You yell barracuda ...
A top secret government experiment leads to fatal barracuda attacks on the beaches of a small coastal town formerly renowned for its lobster. University biologist (Crawford) and sheriff (William Kerwin) uncover a plot involving a mentally unstable former war-medic (Evers) pioneering research into hyperglycemia and the effect on human behaviour. Compelling on a small scale, with some effective shocks and special effects, "Barracuda" unfortunately spends too little time underwater with its title stars; in point of fact, the last third of the film plays out on land, focused firmly on the conspiracy theories and intrigue.
Crawford is affable if unconvincing, and he rejoins regular co-stars the Kerwin brothers to write, produce and direct this b-grade thriller. Playboy bunny Leighton isn't the typical victim-based leading lady, and has her share of the spoils, while veteran tough guy Freed is largely wasted in an underdeveloped supporting role, with a retarded son whose character literally fades out without explanation after being prominent throughout the first half. Evers is the real asset to the acting ranks, portraying a distant, unbalanced patriot whose purpose and conviction is dangerously misguided, leading to his own personal tragedy.

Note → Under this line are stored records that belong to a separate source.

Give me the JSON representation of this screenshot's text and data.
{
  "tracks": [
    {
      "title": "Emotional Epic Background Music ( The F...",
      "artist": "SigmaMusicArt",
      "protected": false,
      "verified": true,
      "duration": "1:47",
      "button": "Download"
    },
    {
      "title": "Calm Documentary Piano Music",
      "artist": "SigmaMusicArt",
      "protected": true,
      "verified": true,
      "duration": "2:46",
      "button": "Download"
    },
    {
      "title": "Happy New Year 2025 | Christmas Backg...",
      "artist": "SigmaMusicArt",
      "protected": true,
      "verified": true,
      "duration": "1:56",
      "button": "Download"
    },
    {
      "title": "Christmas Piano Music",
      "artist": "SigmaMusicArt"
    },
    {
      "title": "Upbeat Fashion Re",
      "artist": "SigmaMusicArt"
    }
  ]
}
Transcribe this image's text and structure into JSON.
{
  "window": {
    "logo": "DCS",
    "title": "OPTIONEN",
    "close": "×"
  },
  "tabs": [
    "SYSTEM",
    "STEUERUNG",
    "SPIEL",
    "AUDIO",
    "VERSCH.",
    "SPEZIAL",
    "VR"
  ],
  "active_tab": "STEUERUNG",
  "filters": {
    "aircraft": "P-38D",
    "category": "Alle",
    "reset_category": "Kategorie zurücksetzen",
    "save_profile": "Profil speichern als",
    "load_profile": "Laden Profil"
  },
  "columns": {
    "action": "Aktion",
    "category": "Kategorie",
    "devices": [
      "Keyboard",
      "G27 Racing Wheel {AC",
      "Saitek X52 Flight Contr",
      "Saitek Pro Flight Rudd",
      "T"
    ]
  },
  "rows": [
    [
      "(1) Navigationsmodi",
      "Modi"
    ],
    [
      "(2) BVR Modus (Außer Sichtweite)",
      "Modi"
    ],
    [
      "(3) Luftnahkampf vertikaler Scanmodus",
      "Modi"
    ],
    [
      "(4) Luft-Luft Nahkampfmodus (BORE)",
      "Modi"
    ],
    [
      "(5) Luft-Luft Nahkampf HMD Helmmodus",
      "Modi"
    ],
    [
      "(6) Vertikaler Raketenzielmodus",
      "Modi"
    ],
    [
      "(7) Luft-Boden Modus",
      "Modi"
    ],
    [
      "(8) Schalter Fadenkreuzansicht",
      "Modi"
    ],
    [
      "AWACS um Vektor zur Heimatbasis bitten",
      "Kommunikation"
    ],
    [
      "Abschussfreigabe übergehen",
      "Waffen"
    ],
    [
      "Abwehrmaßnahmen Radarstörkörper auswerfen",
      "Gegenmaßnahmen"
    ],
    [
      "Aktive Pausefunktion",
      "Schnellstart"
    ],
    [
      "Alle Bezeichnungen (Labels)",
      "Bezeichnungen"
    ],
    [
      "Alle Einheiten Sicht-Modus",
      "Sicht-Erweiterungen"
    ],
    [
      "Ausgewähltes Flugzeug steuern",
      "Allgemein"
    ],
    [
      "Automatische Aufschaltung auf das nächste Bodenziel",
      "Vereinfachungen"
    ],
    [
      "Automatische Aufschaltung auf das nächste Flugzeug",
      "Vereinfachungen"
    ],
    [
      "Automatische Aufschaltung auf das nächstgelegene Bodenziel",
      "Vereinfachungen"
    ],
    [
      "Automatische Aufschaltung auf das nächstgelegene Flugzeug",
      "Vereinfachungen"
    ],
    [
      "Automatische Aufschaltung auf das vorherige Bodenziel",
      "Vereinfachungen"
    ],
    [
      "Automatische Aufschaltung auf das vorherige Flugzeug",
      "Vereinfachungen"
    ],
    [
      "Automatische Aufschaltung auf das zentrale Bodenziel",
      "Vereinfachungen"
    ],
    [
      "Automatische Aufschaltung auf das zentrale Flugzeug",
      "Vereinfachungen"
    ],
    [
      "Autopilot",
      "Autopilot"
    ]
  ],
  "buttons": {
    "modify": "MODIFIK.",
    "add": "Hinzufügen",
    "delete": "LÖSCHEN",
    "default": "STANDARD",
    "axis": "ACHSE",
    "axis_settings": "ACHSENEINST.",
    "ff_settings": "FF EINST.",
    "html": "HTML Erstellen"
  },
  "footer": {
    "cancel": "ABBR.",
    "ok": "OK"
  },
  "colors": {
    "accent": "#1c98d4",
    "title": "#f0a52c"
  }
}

Crawford – who also undertook the underwater directing – does a capable job with the toothy critters, and it's just a shame that they are absent for most of the second half. The scene in which the beach walker's dog retrieves the severed head of a scuba diver is memorable, and there's the occasional dismembered limb amid a watery cloud of claret to satisfy the appetite for gore. Audiences accustomed to upbeat conclusions will be disappointed, although Cliff Emmich does manage some light relief as the lazy, obese and apparently narcoleptic deputy sheriff throughout the film. A potentially interesting idea, just a great pity more time wasn't dedicated to the barracuda themselves, who despite their rather innocuous reputation, still look fierce enough to substitute for sharks in this familiar role.